Despite peaking at Double A, Myers said he has fond memories of his playing days, including spring training in 1995 with the St. Louis Cardinals when former Yankees and current Dodgers skipper Joe Torre was amidst his final year at the helm.
"The history of the team was in the clubhouse everyday with Bob Gibson ... big leaguers that just walked in and out of the place," he said. "It was great to be a part of."
In 1997, he began his coaching career at Porterville Junior College (Calif.) before serving as a player-coach in the Dutch Professional League in Haarlem, Holland, in 1998 and then as an envoy coach in 1999 for Major League Baseball International in Wavre, Belgium.
Myers spent four seasons (1998-2001) as pitching coach and recruiting coordinator for UC Santa Barbara before leaving to become the pitching coach of the Santa Clara Broncos from 2002-04.
He returned to his previous duties with the Gauchos in 2005 until the present, became the pitching coach for the Santa Barbara Foresters summer league team last year and will resume his positions with UCSB following the 2008 ABL season.

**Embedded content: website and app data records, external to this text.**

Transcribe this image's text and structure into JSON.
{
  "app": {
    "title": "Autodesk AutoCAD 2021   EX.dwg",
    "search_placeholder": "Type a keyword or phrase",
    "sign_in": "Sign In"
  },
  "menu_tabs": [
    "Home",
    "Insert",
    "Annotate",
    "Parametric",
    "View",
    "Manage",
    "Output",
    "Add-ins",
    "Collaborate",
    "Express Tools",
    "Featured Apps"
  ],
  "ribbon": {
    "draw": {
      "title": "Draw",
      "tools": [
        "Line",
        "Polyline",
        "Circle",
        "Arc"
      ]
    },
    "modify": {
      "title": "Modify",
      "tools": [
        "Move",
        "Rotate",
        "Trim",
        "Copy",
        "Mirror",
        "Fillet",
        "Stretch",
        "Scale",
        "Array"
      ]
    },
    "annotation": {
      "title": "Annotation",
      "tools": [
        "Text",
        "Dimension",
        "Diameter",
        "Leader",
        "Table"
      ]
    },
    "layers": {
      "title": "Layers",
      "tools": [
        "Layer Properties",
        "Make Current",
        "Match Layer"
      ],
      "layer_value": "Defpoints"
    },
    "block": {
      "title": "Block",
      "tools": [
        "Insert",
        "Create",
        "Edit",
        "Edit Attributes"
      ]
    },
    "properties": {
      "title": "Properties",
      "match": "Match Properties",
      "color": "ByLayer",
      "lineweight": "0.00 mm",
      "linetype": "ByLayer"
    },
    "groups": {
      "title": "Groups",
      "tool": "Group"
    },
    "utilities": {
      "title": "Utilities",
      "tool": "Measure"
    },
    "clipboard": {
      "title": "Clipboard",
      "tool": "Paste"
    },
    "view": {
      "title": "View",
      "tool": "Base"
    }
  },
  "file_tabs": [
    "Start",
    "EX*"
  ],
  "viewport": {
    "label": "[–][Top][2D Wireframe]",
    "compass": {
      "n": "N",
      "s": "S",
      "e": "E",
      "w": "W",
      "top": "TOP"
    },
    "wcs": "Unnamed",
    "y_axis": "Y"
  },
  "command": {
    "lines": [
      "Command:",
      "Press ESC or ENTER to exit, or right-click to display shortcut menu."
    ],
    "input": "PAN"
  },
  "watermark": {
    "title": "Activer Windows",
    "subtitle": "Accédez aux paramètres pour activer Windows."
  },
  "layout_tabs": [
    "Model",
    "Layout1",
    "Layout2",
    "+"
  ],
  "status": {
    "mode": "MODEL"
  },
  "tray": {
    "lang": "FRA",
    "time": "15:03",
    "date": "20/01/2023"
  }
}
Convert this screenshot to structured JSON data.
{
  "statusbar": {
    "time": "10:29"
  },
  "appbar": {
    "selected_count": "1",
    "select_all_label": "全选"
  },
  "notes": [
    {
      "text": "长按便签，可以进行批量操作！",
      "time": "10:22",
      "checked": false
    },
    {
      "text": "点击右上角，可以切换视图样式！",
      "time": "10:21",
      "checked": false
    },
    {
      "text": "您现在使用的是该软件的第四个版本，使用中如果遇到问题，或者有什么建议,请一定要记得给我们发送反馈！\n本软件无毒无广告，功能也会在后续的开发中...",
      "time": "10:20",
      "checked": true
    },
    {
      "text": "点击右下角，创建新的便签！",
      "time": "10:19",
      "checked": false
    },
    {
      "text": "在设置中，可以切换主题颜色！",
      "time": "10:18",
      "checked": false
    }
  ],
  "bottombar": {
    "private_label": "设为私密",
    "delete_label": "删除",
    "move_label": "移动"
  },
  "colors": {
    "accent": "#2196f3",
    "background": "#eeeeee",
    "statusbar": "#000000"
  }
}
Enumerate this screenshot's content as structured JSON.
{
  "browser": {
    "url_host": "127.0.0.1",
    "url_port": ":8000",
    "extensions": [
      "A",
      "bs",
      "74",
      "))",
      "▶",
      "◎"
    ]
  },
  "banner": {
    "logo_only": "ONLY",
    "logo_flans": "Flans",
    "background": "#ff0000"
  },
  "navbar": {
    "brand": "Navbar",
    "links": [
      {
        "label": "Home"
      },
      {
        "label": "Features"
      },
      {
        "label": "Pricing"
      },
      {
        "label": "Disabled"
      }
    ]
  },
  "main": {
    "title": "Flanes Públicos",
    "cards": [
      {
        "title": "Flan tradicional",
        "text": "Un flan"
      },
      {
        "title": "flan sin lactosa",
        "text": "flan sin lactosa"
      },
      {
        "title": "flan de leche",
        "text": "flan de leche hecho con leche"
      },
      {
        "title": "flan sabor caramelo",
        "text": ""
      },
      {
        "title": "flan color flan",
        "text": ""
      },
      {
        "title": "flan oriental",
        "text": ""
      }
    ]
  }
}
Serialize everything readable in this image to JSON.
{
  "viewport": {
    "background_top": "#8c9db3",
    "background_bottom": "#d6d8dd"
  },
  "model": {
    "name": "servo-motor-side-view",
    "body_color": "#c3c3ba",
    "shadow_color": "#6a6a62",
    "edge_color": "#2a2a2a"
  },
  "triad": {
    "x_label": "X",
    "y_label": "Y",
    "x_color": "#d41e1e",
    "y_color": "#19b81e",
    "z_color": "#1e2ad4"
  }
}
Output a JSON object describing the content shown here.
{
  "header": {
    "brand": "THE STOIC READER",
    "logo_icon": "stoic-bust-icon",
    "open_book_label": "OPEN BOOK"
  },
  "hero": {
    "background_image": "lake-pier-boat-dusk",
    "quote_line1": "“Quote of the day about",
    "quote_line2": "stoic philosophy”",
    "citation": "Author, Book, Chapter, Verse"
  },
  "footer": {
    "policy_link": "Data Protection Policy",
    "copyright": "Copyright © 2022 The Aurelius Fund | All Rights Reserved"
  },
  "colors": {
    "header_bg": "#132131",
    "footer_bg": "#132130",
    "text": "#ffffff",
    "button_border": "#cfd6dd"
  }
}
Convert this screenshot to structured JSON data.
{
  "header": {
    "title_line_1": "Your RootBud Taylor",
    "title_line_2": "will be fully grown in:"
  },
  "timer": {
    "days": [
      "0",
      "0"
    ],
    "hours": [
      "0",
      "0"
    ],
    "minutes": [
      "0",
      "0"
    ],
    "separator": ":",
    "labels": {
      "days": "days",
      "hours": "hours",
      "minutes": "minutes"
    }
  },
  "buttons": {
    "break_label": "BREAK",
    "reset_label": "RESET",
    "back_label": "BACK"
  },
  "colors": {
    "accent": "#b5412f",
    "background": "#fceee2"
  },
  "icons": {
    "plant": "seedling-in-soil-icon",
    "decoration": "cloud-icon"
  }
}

Maltby is obviously well aware of Myers' pitching background, as he worked with 22 pitchers in his tenure at UCSB who have signed with professional organizations, but he believes Myers will make a solid manager with the assistance of pitching coach Dennis Machado and assistant coach Daniel Boyle, who returns after taking over the managerial duties last season when Thomas stepped down for personal reasons shortly after the season began.
"This is Tom's opportunity to be a head coach. We want him to concentrate solely on the head duties," Maltby said. "He's older than our assistant coaches, so he'll be able to help those guys. He's older, he's got a little bit more maturity."
The only drawback, however, a rather ironic one considering Myers' duties as a recruiting coordinator for seven seasons, is the team was handpicked by Maltby and Hickman before Hickman eventually resigned.
Myers, who's never traveled to Alaska, trusts their decisions.
"It's just like last year with the Foresters. I had to basically learn those guys on the fly and make the best of what you have," he said. "I'm trusting that Hickman recruited a quality group of guys. I'm looking for quality individuals and I think their talent will come out if they work hard and play hard.
"Summer league is about development and winning is a part of that development," Myers added. "We want these guys to excel for the Oilers, go back for their college teams and make the most out of their college careers so they can become professionals, and successful ones."
Maltby believes Myers can handle it.
"The guys that we do lose to the draft or to injury or to school," he said, "I'm confident that Tom's got the connections to get the same quality guy, if not better, than what we had at that position."
Hollands, a key member of last season's Oilers' squad who went 3-1 with a 3.47 ERA, 25 strikeouts and 13 walks, redshirted as a freshman last year for Myers at UC Santa Barbara.
Unfortunately, ABL rules dictate a summer league player can't play for a paid assistant who coaches him in college. Otherwise, Myers would love to have Hollands back, although he said he's already committed to playing in the Cape Cod League this summer.
"I wish I could coach my own guys," he said. "He'd be a fine asset to the organization."
He even sees a little of Florida Marlins' lefty Dontrelle Willis in Hollands.
And if Myers' keen eye for talent, which includes recruiting New York Yankees pitcher Phil Hughes, has anything to say about it, he's probably right.
"I think Mario Hollands ... has got a chance to be a major leaguer," he said. "He's got a great future ahead of him. If health stays in his favor, and good fortune of course, he's got the makings, being 6-foot-5 and left-handed. I hope my fortune-telling pays off."
So does Maltby.
Matthew Carroll can be reached at email@example.com.
© 2017. All Rights Reserved. | Contact Us